Mercedes drivers Lewis Hamilton and George Russell collided at the start before Max Verstappen went on to dominate the Qatar Grand Prix.
The crash caused Hamilton’s retirement and dropped Russell to the back of the field, from where he fought back in impressive fashion to finish fourth.
McLaren’s Oscar Piastri and Lando Norris took second and third after holding position in the final stages.
Verstappen was in total control after clinching his third title on Saturday.
The Dutchman led throughout from pole position, although he did lose the lead after his first stop, mandated by rules restricting tyre mileage as a result of safety concerns.
All the teams were restricted to a maximum of 18 laps on each set of tyres after Pirelli discovered its product was vulnerable to failure at high speed over the kerbs at the Lusail circuit.
That led to a staccato race in which it took time for the order to settle down, all drivers forced to make at least three pit stops by the tyre-mileage limits.
Williams’ Alex Albon led the race after Verstappen had made his first pit stop, a situation partly influenced by an early safety car deployed to recover Hamilton’s damaged Mercedes.
But as the strategies evened out over a race distance, Ferrari’s Charles Leclerc took fifth place behind Verstappen, Piastri, Norris and Russell.
Leclerc capitalised on an error by Aston Martin’s Fernando Alonso, who ran wide off the circuit at about half distance and lost out to the Ferrari.
Alonso, struggling with a seat that was burning him, held on for sixth ahead of Alpine’s Esteban Ocon and Alfa Romeo’s Valtteri Bottas.

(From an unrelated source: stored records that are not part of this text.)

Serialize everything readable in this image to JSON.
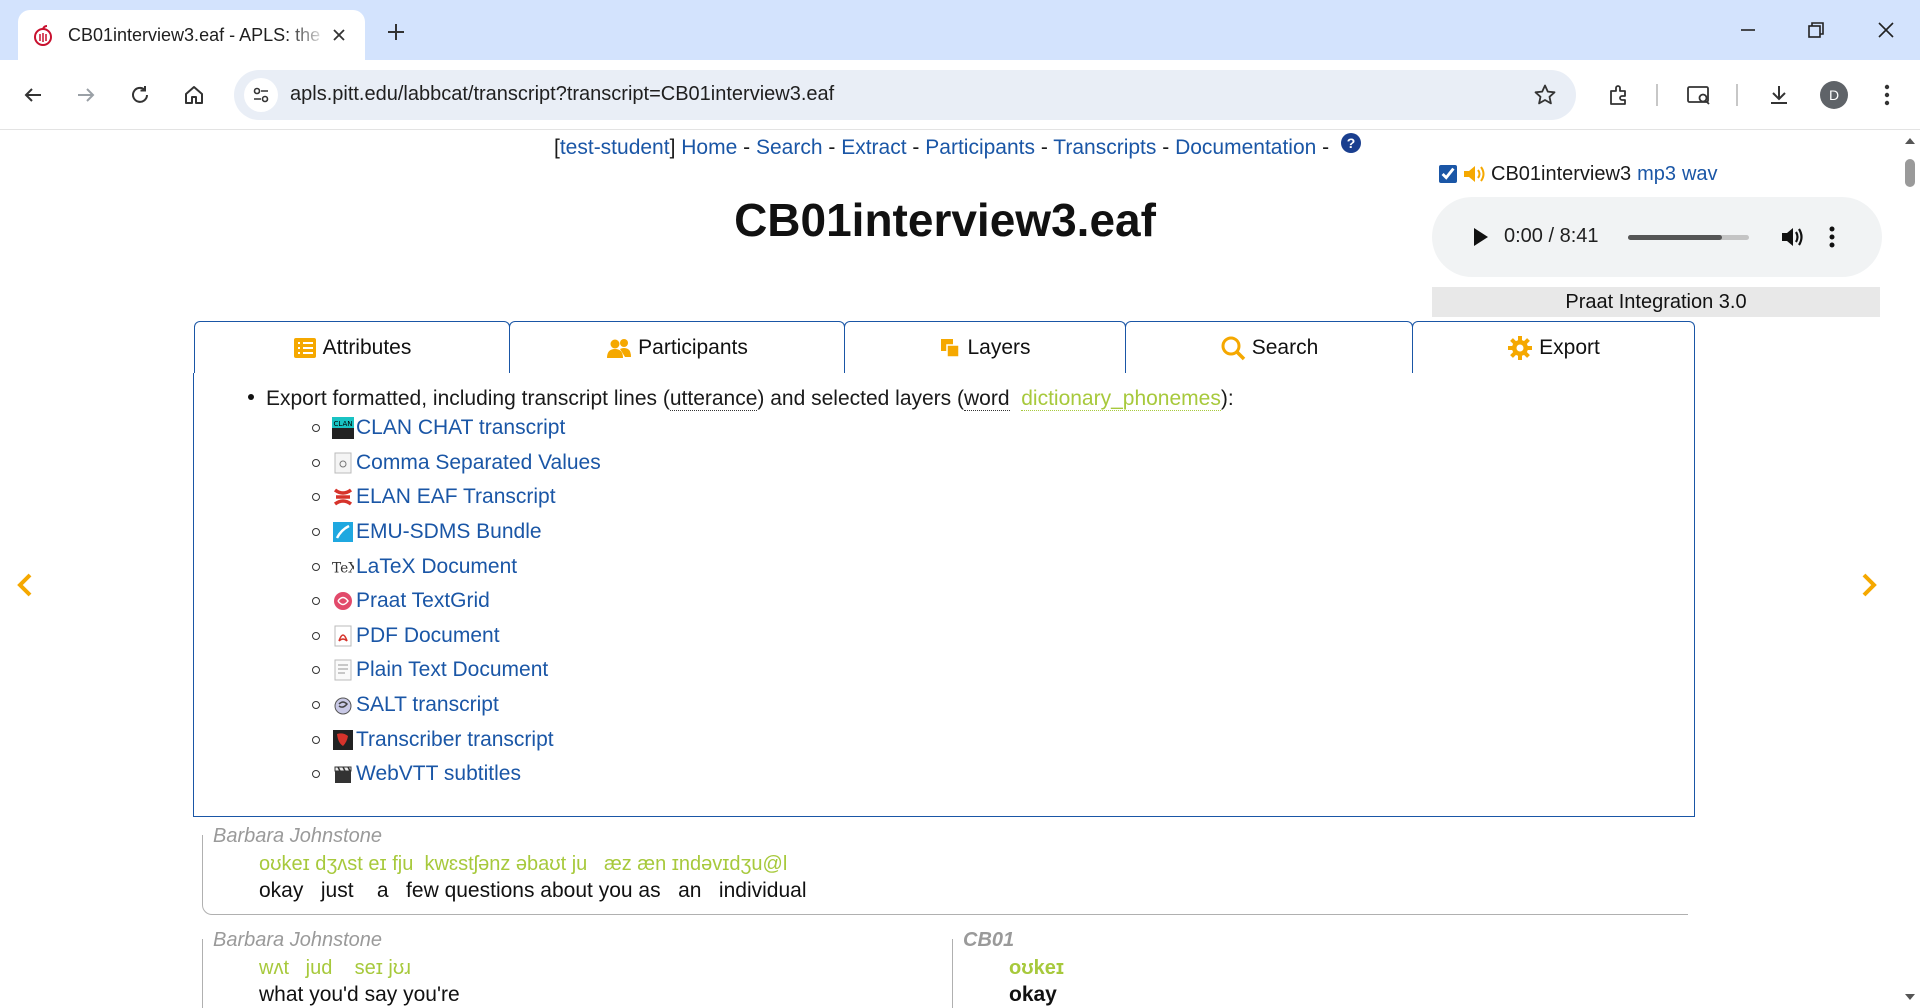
{
  "browser": {
    "tab_title": "CB01interview3.eaf - APLS: the ",
    "url": "apls.pitt.edu/labbcat/transcript?transcript=CB01interview3.eaf",
    "profile_initial": "D"
  },
  "nav": {
    "user": "test-student",
    "links": [
      "Home",
      "Search",
      "Extract",
      "Participants",
      "Transcripts",
      "Documentation"
    ],
    "help": "?"
  },
  "title": "CB01interview3.eaf",
  "media": {
    "name": "CB01interview3",
    "formats": [
      "mp3",
      "wav"
    ],
    "time": "0:00 / 8:41",
    "progress": 0.78,
    "praat": "Praat Integration 3.0"
  },
  "tabs": [
    {
      "label": "Attributes",
      "icon": "list-icon"
    },
    {
      "label": "Participants",
      "icon": "people-icon"
    },
    {
      "label": "Layers",
      "icon": "layers-icon"
    },
    {
      "label": "Search",
      "icon": "search-icon"
    },
    {
      "label": "Export",
      "icon": "gear-icon",
      "active": true
    }
  ],
  "export": {
    "intro_pre": "Export formatted, including transcript lines (",
    "utterance": "utterance",
    "mid": ") and selected layers (",
    "word": "word",
    "phonemes": "dictionary_phonemes",
    "end": "):",
    "formats": [
      {
        "label": "CLAN CHAT transcript",
        "icon": "clan-icon"
      },
      {
        "label": "Comma Separated Values",
        "icon": "csv-icon"
      },
      {
        "label": "ELAN EAF Transcript",
        "icon": "elan-icon"
      },
      {
        "label": "EMU-SDMS Bundle",
        "icon": "emu-icon"
      },
      {
        "label": "LaTeX Document",
        "icon": "tex-icon"
      },
      {
        "label": "Praat TextGrid",
        "icon": "praat-icon"
      },
      {
        "label": "PDF Document",
        "icon": "pdf-icon"
      },
      {
        "label": "Plain Text Document",
        "icon": "text-icon"
      },
      {
        "label": "SALT transcript",
        "icon": "salt-icon"
      },
      {
        "label": "Transcriber transcript",
        "icon": "transcriber-icon"
      },
      {
        "label": "WebVTT subtitles",
        "icon": "clapper-icon"
      }
    ]
  },
  "transcript": {
    "turn1": {
      "speaker": "Barbara Johnstone",
      "phonemes": "oʊkeɪ dʒʌst eɪ fju  kwɛstʃənz əbaʊt ju   æz æn ɪndəvɪdʒu@l",
      "words": "okay   just    a   few questions about you as   an   individual"
    },
    "turn2": {
      "speaker": "Barbara Johnstone",
      "phonemes": "wʌt   jud    seɪ jʊɹ",
      "words": "what you'd say you're"
    },
    "turn3": {
      "speaker": "CB01",
      "phonemes": "oʊkeɪ",
      "words": "okay"
    }
  },
  "colors": {
    "link": "#1a56a6",
    "accent_orange": "#f5a800",
    "phoneme_green": "#a7c93c",
    "chrome_tabbar": "#d3e3fd"
  }
}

Red Bull’s Sergio Perez finished ninth on the road after starting from the pit lane following a crash in Saturday’s spring, his race hampered by two five-second penalties for exceeding track limits.
But the Mexican’s race was hampered by two five-second penalties for exceeding track limits, the first served at a pit stop and the second imposed at the end, demoting him to 10th behind Alfa Romeo’s Zhou Guanyu.